Directions:
Could you copy out every line of the data where the word "link" occurs?

Information:

▬▬▬▬▬▬▬▬▬▬

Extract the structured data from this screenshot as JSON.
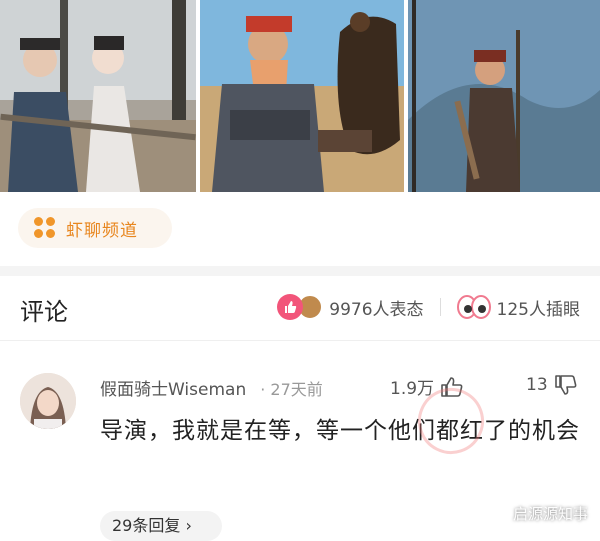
{
  "channel": {
    "label": "虾聊频道",
    "icon": "flower-icon",
    "accent": "#e8861e"
  },
  "header": {
    "title": "评论",
    "reactions_text": "9976人表态",
    "eyes_text": "125人插眼",
    "like_color": "#f2557a"
  },
  "comment": {
    "username": "假面骑士Wiseman",
    "time": "· 27天前",
    "likes": "1.9万",
    "dislikes": "13",
    "text": "导演，我就是在等，等一个他们都红了的机会",
    "replies": "29条回复 ›"
  },
  "watermark": "启源源知事"
}
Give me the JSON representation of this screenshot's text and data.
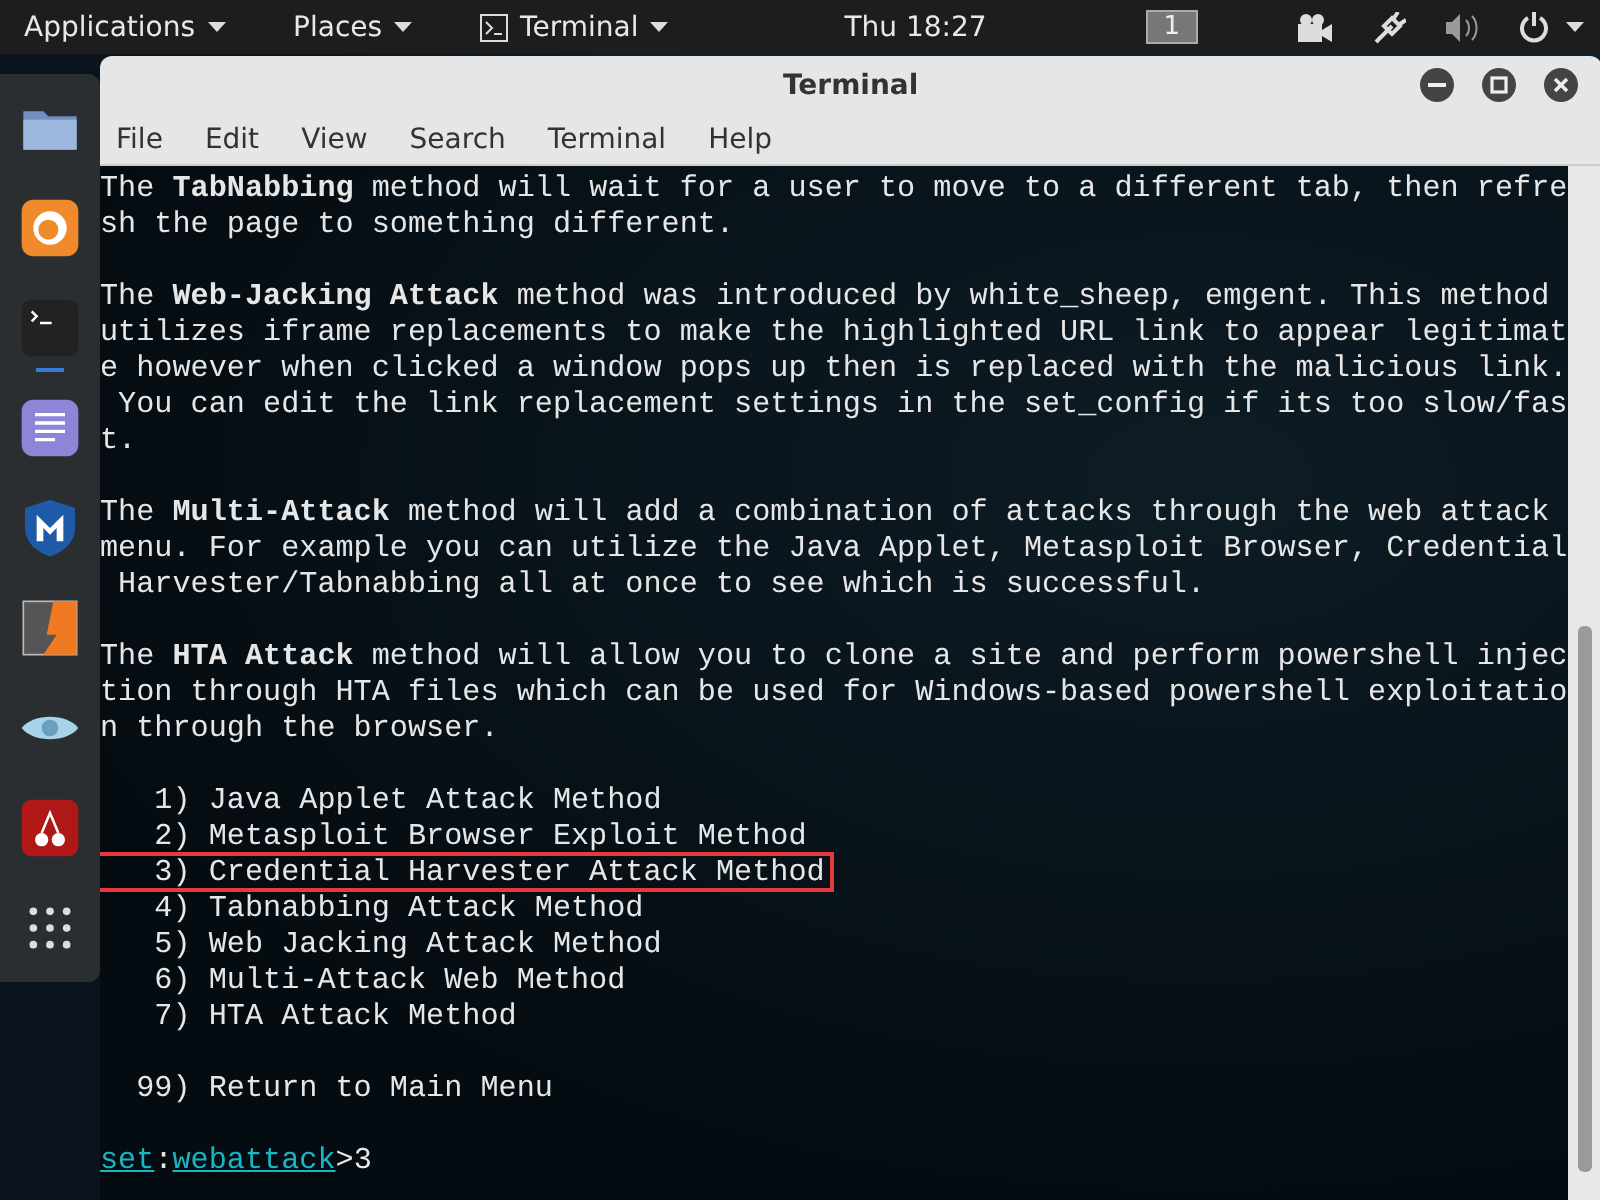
{
  "top_bar": {
    "menus": [
      {
        "label": "Applications",
        "kind": "menu"
      },
      {
        "label": "Places",
        "kind": "menu"
      },
      {
        "label": "Terminal",
        "kind": "app"
      }
    ],
    "clock": "Thu 18:27",
    "workspace": "1"
  },
  "dock": {
    "items": [
      {
        "kind": "folder",
        "running": false
      },
      {
        "kind": "browser",
        "running": false
      },
      {
        "kind": "terminal",
        "running": true
      },
      {
        "kind": "editor",
        "running": false
      },
      {
        "kind": "shield",
        "running": false
      },
      {
        "kind": "bolt",
        "running": false
      },
      {
        "kind": "eye",
        "running": false
      },
      {
        "kind": "cherry",
        "running": false
      },
      {
        "kind": "grid",
        "running": false
      }
    ]
  },
  "window": {
    "title": "Terminal",
    "menu": [
      "File",
      "Edit",
      "View",
      "Search",
      "Terminal",
      "Help"
    ]
  },
  "terminal": {
    "paragraphs": [
      {
        "lines": [
          "The **TabNabbing** method will wait for a user to move to a different tab, then refre",
          "sh the page to something different."
        ]
      },
      {
        "lines": [
          "The **Web-Jacking Attack** method was introduced by white_sheep, emgent. This method",
          "utilizes iframe replacements to make the highlighted URL link to appear legitimat",
          "e however when clicked a window pops up then is replaced with the malicious link.",
          " You can edit the link replacement settings in the set_config if its too slow/fas",
          "t."
        ]
      },
      {
        "lines": [
          "The **Multi-Attack** method will add a combination of attacks through the web attack",
          "menu. For example you can utilize the Java Applet, Metasploit Browser, Credential",
          " Harvester/Tabnabbing all at once to see which is successful."
        ]
      },
      {
        "lines": [
          "The **HTA Attack** method will allow you to clone a site and perform powershell injec",
          "tion through HTA files which can be used for Windows-based powershell exploitatio",
          "n through the browser."
        ]
      }
    ],
    "menu_items": [
      {
        "label": "   1) Java Applet Attack Method",
        "selected": false
      },
      {
        "label": "   2) Metasploit Browser Exploit Method",
        "selected": false
      },
      {
        "label": "   3) Credential Harvester Attack Method",
        "selected": true
      },
      {
        "label": "   4) Tabnabbing Attack Method",
        "selected": false
      },
      {
        "label": "   5) Web Jacking Attack Method",
        "selected": false
      },
      {
        "label": "   6) Multi-Attack Web Method",
        "selected": false
      },
      {
        "label": "   7) HTA Attack Method",
        "selected": false
      }
    ],
    "return_item": "  99) Return to Main Menu",
    "prompt": {
      "module": "set",
      "separator": ":",
      "submodule": "webattack",
      "input": ">3"
    }
  }
}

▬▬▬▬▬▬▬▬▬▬

Answer:
          "utilizes iframe replacements to make the highlighted URL link to appear legitimat",
          "e however when clicked a window pops up then is replaced with the malicious link.",
          " You can edit the link replacement settings in the set_config if its too slow/fas",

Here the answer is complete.